Work order » Could you count the lines below that include the word "data" and give only the number?

Excerpted records »
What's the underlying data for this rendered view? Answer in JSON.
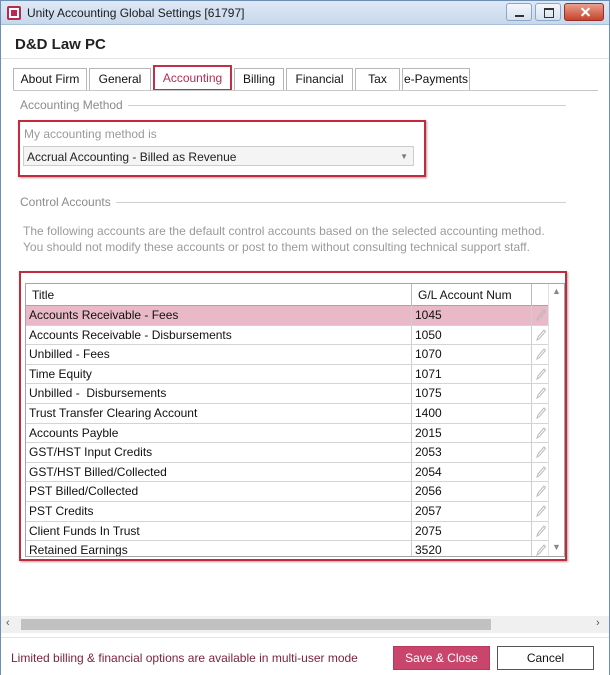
{
  "window": {
    "title": "Unity Accounting Global Settings [61797]"
  },
  "firm_name": "D&D Law PC",
  "tabs": [
    {
      "label": "About Firm",
      "active": false
    },
    {
      "label": "General",
      "active": false
    },
    {
      "label": "Accounting",
      "active": true
    },
    {
      "label": "Billing",
      "active": false
    },
    {
      "label": "Financial",
      "active": false
    },
    {
      "label": "Tax",
      "active": false
    },
    {
      "label": "e-Payments",
      "active": false
    }
  ],
  "accounting_method": {
    "section_title": "Accounting Method",
    "field_label": "My accounting method is",
    "selected_value": "Accrual Accounting - Billed as Revenue"
  },
  "control_accounts": {
    "section_title": "Control Accounts",
    "info_line1": "The following accounts are the default control accounts based on the selected accounting method.",
    "info_line2": "You should not modify these accounts or post to them without consulting technical support staff.",
    "columns": [
      "Title",
      "G/L Account Num"
    ],
    "rows": [
      {
        "title": "Accounts Receivable - Fees",
        "account": "1045",
        "selected": true
      },
      {
        "title": "Accounts Receivable - Disbursements",
        "account": "1050",
        "selected": false
      },
      {
        "title": "Unbilled - Fees",
        "account": "1070",
        "selected": false
      },
      {
        "title": "Time Equity",
        "account": "1071",
        "selected": false
      },
      {
        "title": "Unbilled -  Disbursements",
        "account": "1075",
        "selected": false
      },
      {
        "title": "Trust Transfer Clearing Account",
        "account": "1400",
        "selected": false
      },
      {
        "title": "Accounts Payble",
        "account": "2015",
        "selected": false
      },
      {
        "title": "GST/HST Input Credits",
        "account": "2053",
        "selected": false
      },
      {
        "title": "GST/HST Billed/Collected",
        "account": "2054",
        "selected": false
      },
      {
        "title": "PST Billed/Collected",
        "account": "2056",
        "selected": false
      },
      {
        "title": "PST Credits",
        "account": "2057",
        "selected": false
      },
      {
        "title": "Client Funds In Trust",
        "account": "2075",
        "selected": false
      },
      {
        "title": "Retained Earnings",
        "account": "3520",
        "selected": false
      }
    ]
  },
  "footer": {
    "message": "Limited billing & financial options are available in multi-user mode",
    "save_label": "Save & Close",
    "cancel_label": "Cancel"
  },
  "colors": {
    "accent": "#c9456c",
    "highlight_border": "#c22a3e",
    "selected_row": "#eab9c8"
  }
}
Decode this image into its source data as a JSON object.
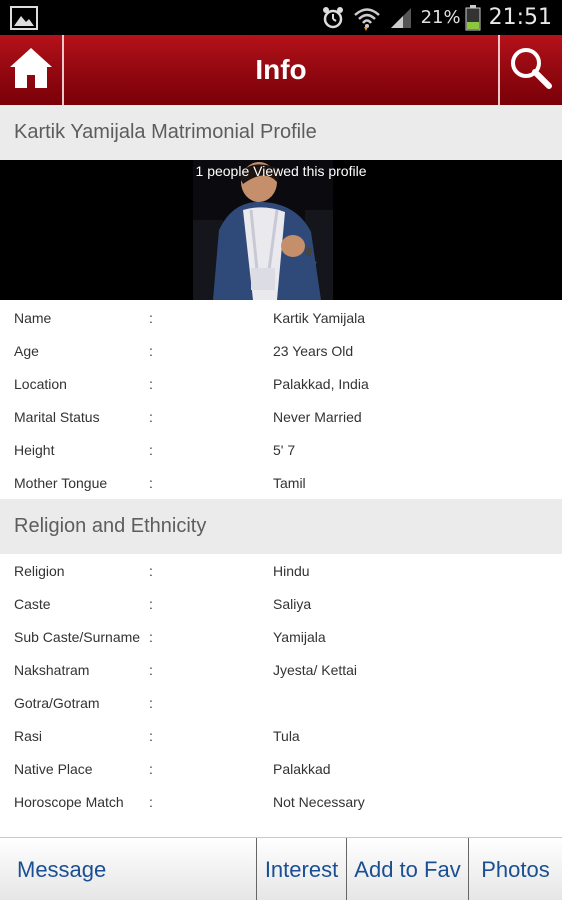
{
  "status_bar": {
    "battery_percent": "21%",
    "time": "21:51",
    "icons": [
      "gallery-icon",
      "alarm-icon",
      "wifi-icon",
      "signal-icon",
      "battery-icon"
    ]
  },
  "header": {
    "title": "Info",
    "home_icon": "home-icon",
    "search_icon": "search-icon",
    "color": "#9a0a12"
  },
  "profile_section": {
    "title": "Kartik Yamijala Matrimonial Profile",
    "views_text": "1 people Viewed this profile",
    "rows": [
      {
        "label": "Name",
        "value": "Kartik Yamijala"
      },
      {
        "label": "Age",
        "value": "23 Years Old"
      },
      {
        "label": "Location",
        "value": "Palakkad, India"
      },
      {
        "label": "Marital Status",
        "value": "Never Married"
      },
      {
        "label": "Height",
        "value": "5' 7"
      },
      {
        "label": "Mother Tongue",
        "value": "Tamil"
      }
    ]
  },
  "religion_section": {
    "title": "Religion and Ethnicity",
    "rows": [
      {
        "label": "Religion",
        "value": "Hindu"
      },
      {
        "label": "Caste",
        "value": "Saliya"
      },
      {
        "label": "Sub Caste/Surname",
        "value": "Yamijala"
      },
      {
        "label": "Nakshatram",
        "value": "Jyesta/ Kettai"
      },
      {
        "label": "Gotra/Gotram",
        "value": ""
      },
      {
        "label": "Rasi",
        "value": "Tula"
      },
      {
        "label": "Native Place",
        "value": "Palakkad"
      },
      {
        "label": "Horoscope Match",
        "value": "Not Necessary"
      }
    ]
  },
  "colon": ":",
  "bottom_bar": {
    "message": "Message",
    "interest": "Interest",
    "add_to_fav": "Add to Fav",
    "photos": "Photos",
    "accent": "#1a4f94"
  }
}
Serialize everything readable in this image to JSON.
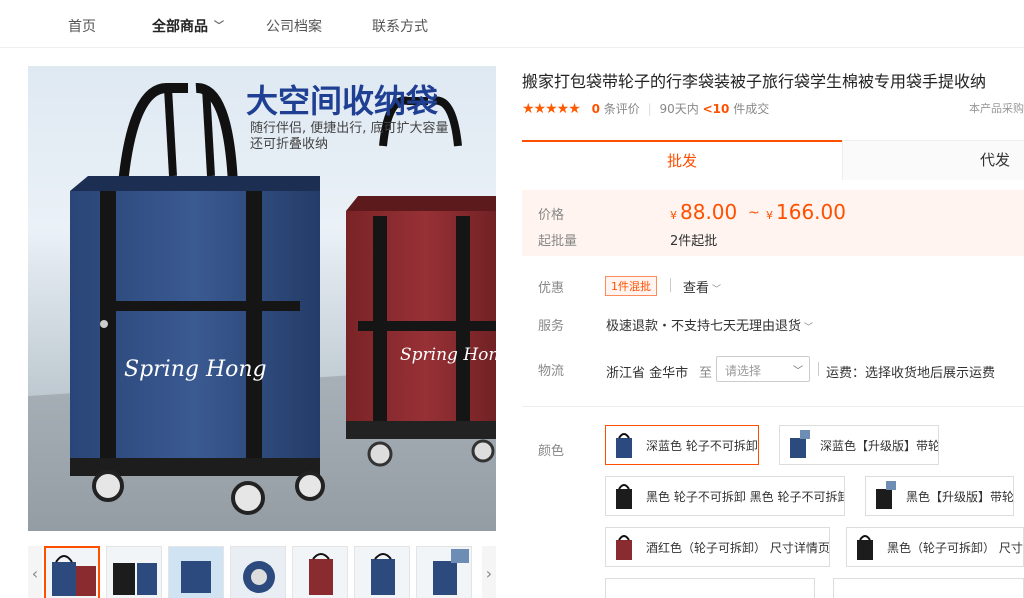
{
  "nav": {
    "items": [
      "首页",
      "全部商品",
      "公司档案",
      "联系方式"
    ]
  },
  "product": {
    "title": "搬家打包袋带轮子的行李袋装被子旅行袋学生棉被专用袋手提收纳",
    "image_headline": "大空间收纳袋",
    "image_subtext_1": "随行伴侣, 便捷出行, 底可扩大容量",
    "image_subtext_2": "还可折叠收纳",
    "brand_print": "Spring Hong"
  },
  "rating": {
    "stars": "★★★★★",
    "count": "0",
    "count_suffix": "条评价",
    "days": "90天内",
    "sold": "<10",
    "sold_suffix": "件成交",
    "note": "本产品采购"
  },
  "tabs": {
    "wholesale": "批发",
    "dropship": "代发"
  },
  "price": {
    "label": "价格",
    "currency": "¥",
    "low": "88.00",
    "tilde": "~",
    "high": "166.00",
    "moq_label": "起批量",
    "moq_value": "2件起批"
  },
  "promo": {
    "label": "优惠",
    "badge": "1件混批",
    "view": "查看"
  },
  "service": {
    "label": "服务",
    "value": "极速退款・不支持七天无理由退货"
  },
  "logistics": {
    "label": "物流",
    "origin": "浙江省 金华市",
    "to": "至",
    "select_placeholder": "请选择",
    "freight": "运费：选择收货地后展示运费"
  },
  "color": {
    "label": "颜色",
    "options": [
      "深蓝色 轮子不可拆卸",
      "深蓝色【升级版】带轮",
      "黑色 轮子不可拆卸 黑色 轮子不可拆卸",
      "黑色【升级版】带轮",
      "酒红色（轮子可拆卸） 尺寸详情页",
      "黑色（轮子可拆卸） 尺寸详"
    ]
  },
  "colors": {
    "accent": "#ff5000",
    "navy": "#2d4a7e",
    "wine": "#8a2b2f"
  }
}
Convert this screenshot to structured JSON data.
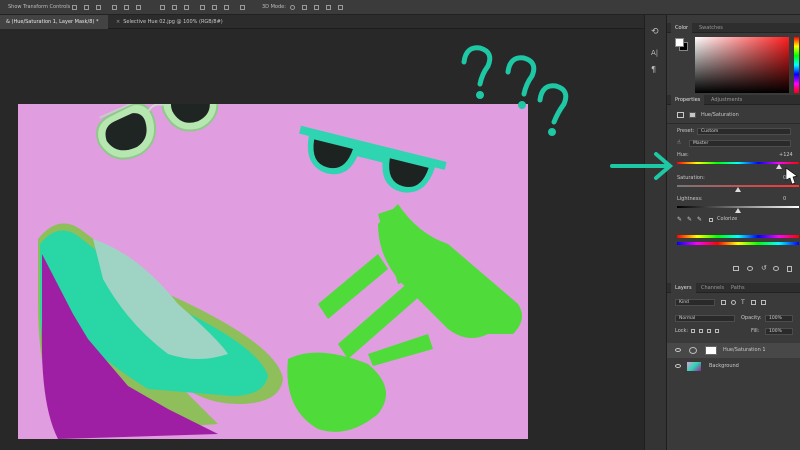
{
  "options_bar": {
    "label": "Show Transform Controls"
  },
  "tabs": [
    {
      "label": "& (Hue/Saturation 1, Layer Mask/8) *",
      "active": true
    },
    {
      "label": "Selective Hue 02.jpg @ 100% (RGB/8#)",
      "active": false
    }
  ],
  "color_panel": {
    "tabs": [
      "Color",
      "Swatches"
    ],
    "fg": "#ffffff",
    "bg": "#000000"
  },
  "properties_panel": {
    "tabs": [
      "Properties",
      "Adjustments"
    ],
    "adjustment_name": "Hue/Saturation",
    "preset_label": "Preset:",
    "preset_value": "Custom",
    "channel_value": "Master",
    "hue_label": "Hue:",
    "hue_value": "+124",
    "hue_fraction": 0.84,
    "saturation_label": "Saturation:",
    "saturation_value": "0",
    "lightness_label": "Lightness:",
    "lightness_value": "0",
    "colorize_label": "Colorize"
  },
  "layers_panel": {
    "tabs": [
      "Layers",
      "Channels",
      "Paths"
    ],
    "kind_value": "Kind",
    "blend_mode": "Normal",
    "opacity_label": "Opacity:",
    "opacity_value": "100%",
    "lock_label": "Lock:",
    "fill_label": "Fill:",
    "fill_value": "100%",
    "layers": [
      {
        "name": "Hue/Saturation 1"
      },
      {
        "name": "Background"
      }
    ]
  },
  "colors": {
    "accent_arrow": "#1ec8a5",
    "photo_bg": "#e09de0"
  }
}
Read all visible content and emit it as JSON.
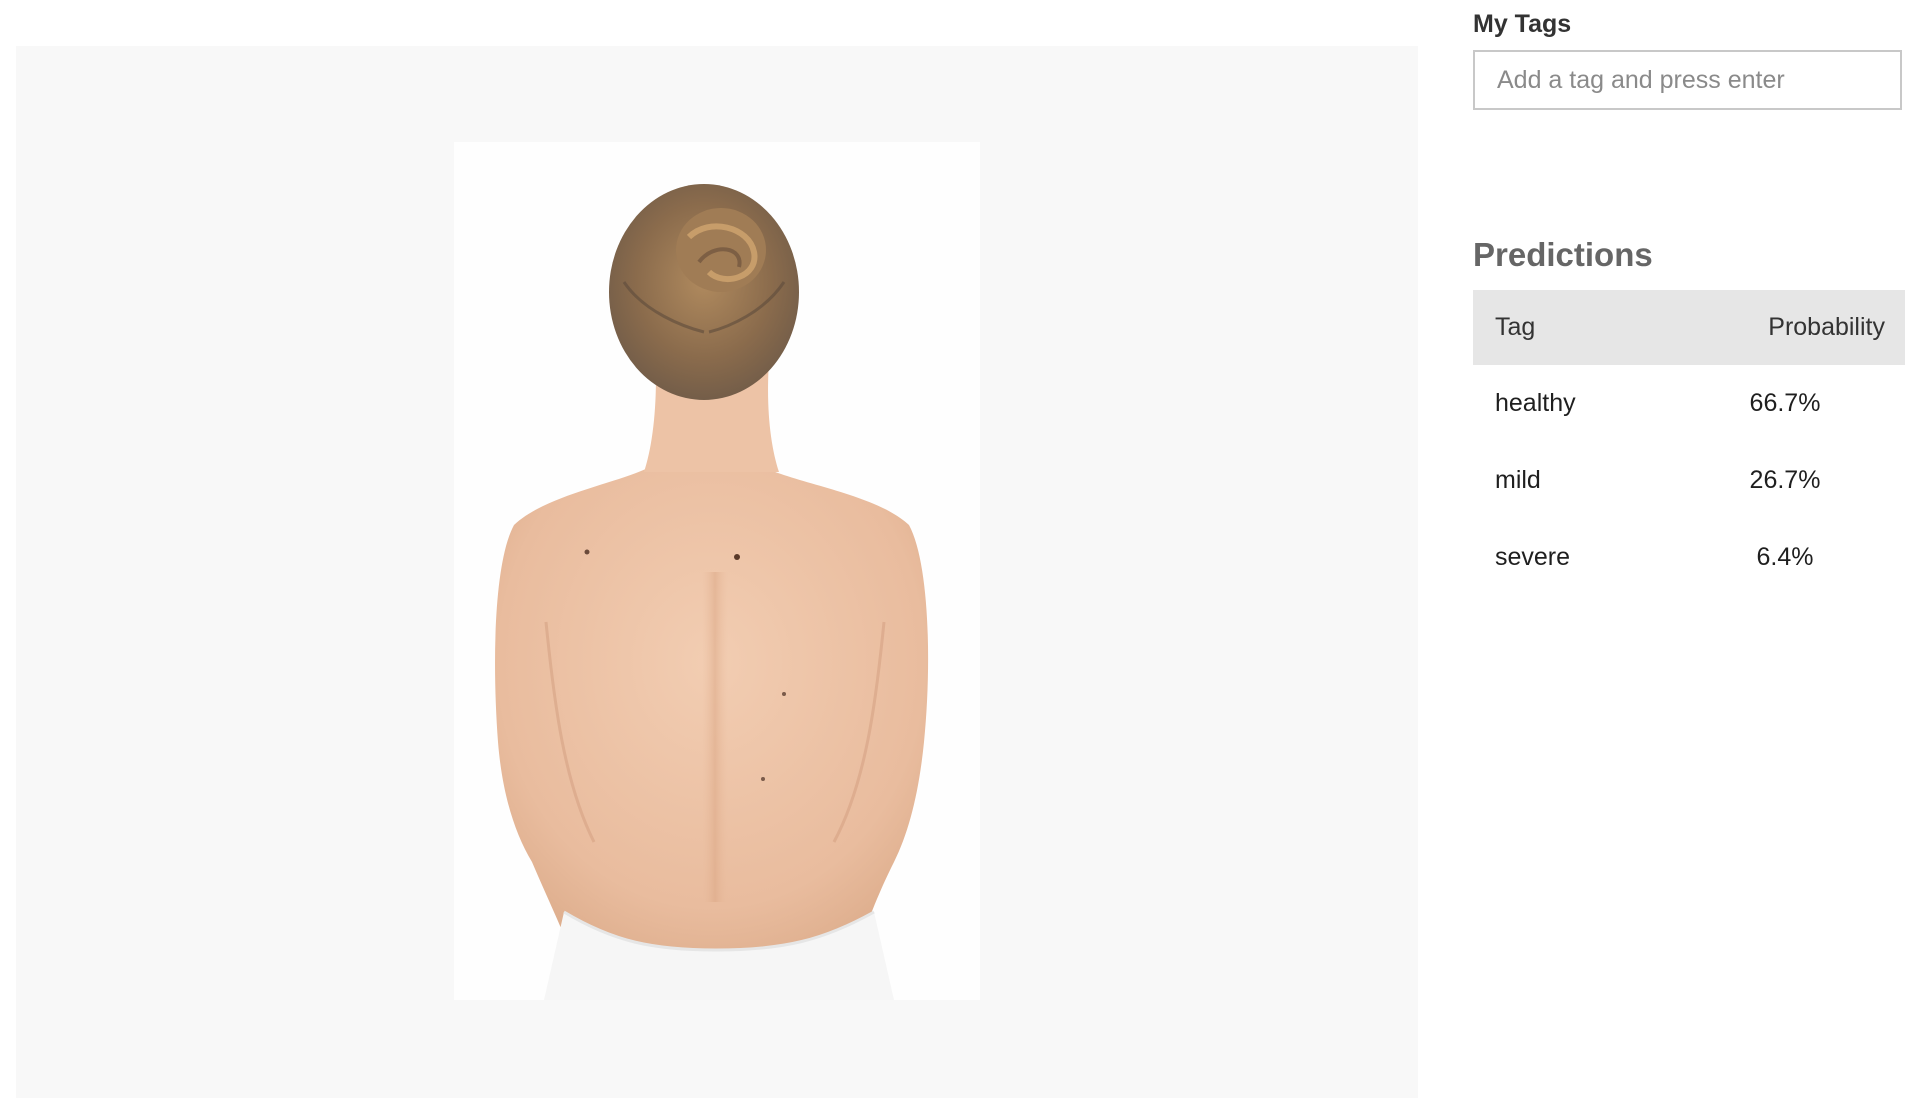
{
  "image": {
    "alt_icon": "photo-back-view"
  },
  "my_tags": {
    "title": "My Tags",
    "input_placeholder": "Add a tag and press enter",
    "input_value": ""
  },
  "predictions": {
    "title": "Predictions",
    "columns": [
      "Tag",
      "Probability"
    ],
    "rows": [
      {
        "tag": "healthy",
        "probability": "66.7%"
      },
      {
        "tag": "mild",
        "probability": "26.7%"
      },
      {
        "tag": "severe",
        "probability": "6.4%"
      }
    ]
  }
}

Reply » 3